TABLE-US-00004 TABLE 4 BSA Content after drying. Drying Rate Batch ID (LPM) Total Core Loading (%) 00387-080 2 8.69 00387-075 0.2 8.39
 With reference to FIG. 4, which shows the cumulative release profile for the two samples, demonstrates that by tuning the drying profile, a different release profile can be achieved. Specifically, in this case, slower drying led to a slower rate of release relative to the microspheres dried under fast conditions.

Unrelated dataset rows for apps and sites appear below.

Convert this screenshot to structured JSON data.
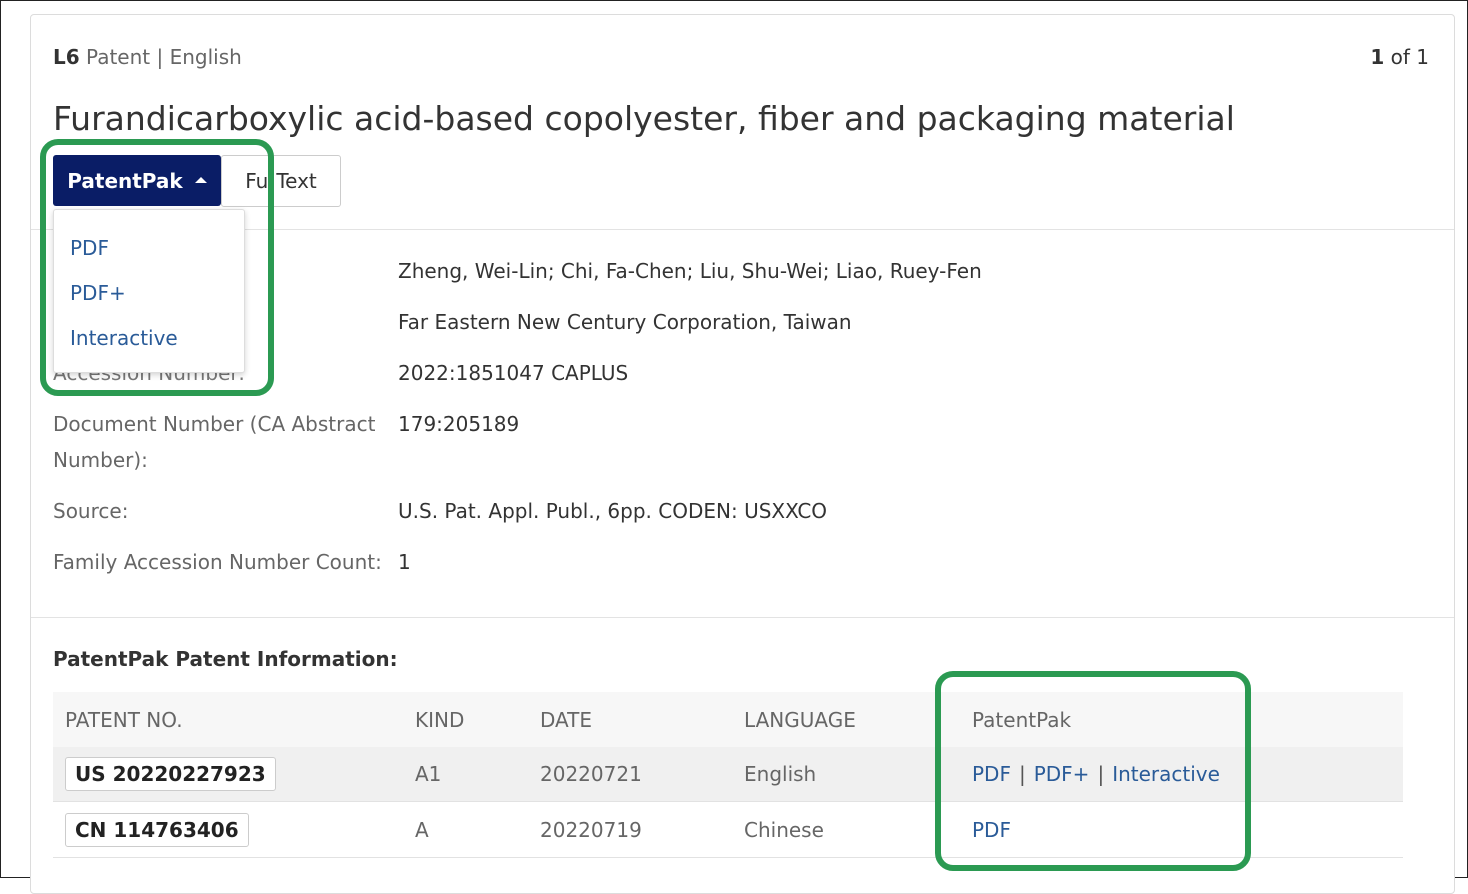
{
  "header": {
    "record_id": "L6",
    "doc_type": "Patent",
    "language": "English",
    "pager_current": "1",
    "pager_text": "of 1",
    "title": "Furandicarboxylic acid-based copolyester, fiber and packaging material"
  },
  "buttons": {
    "patentpak": "PatentPak",
    "full_text_left": "Fu",
    "full_text_right": "Text"
  },
  "dropdown": {
    "items": [
      "PDF",
      "PDF+",
      "Interactive"
    ]
  },
  "fields": {
    "hidden_label": "Accession Number:",
    "inventors": "Zheng, Wei-Lin; Chi, Fa-Chen; Liu, Shu-Wei; Liao, Ruey-Fen",
    "assignee": "Far Eastern New Century Corporation, Taiwan",
    "accession_number": "2022:1851047 CAPLUS",
    "doc_number_label_1": "Document Number (CA Abstract",
    "doc_number_label_2": "Number):",
    "doc_number": "179:205189",
    "source_label": "Source:",
    "source": "U.S. Pat. Appl. Publ., 6pp. CODEN: USXXCO",
    "family_label": "Family Accession Number Count:",
    "family_count": "1"
  },
  "patent_info": {
    "title": "PatentPak Patent Information:",
    "columns": [
      "PATENT NO.",
      "KIND",
      "DATE",
      "LANGUAGE",
      "PatentPak"
    ],
    "rows": [
      {
        "patent_no": "US 20220227923",
        "kind": "A1",
        "date": "20220721",
        "language": "English",
        "links": [
          "PDF",
          "PDF+",
          "Interactive"
        ]
      },
      {
        "patent_no": "CN 114763406",
        "kind": "A",
        "date": "20220719",
        "language": "Chinese",
        "links": [
          "PDF"
        ]
      }
    ]
  },
  "colors": {
    "primary_button": "#0a1d66",
    "link": "#2a5b98",
    "highlight": "#2b9a52"
  }
}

 Various modifications and variations can be made to the compounds, composites, kits, articles, devices, compositions, and methods described herein. Other aspects of the the compounds, composites, kits, articles, devices, compositions, and methods described herein will be apparent from consideration of the specification and practice of the the compounds, composites, kits, articles, devices, compositions, and methods disclosed herein. It is intended that the specification and examples be considered as exemplary.
Patent applications by Brian Keith Chambers, Pelham, AL US
Patent applications by Jeffrey L. Atkinson, Helena, AL US
Patent applications by Michael E. Hudson, Hayden, AL US
Patent applications in class Particulate form (e.g., powders, granules, beads, microcapsules, and pellets)
Patent applications in all subclasses Particulate form (e.g., powders, granules, beads, microcapsules, and pellets)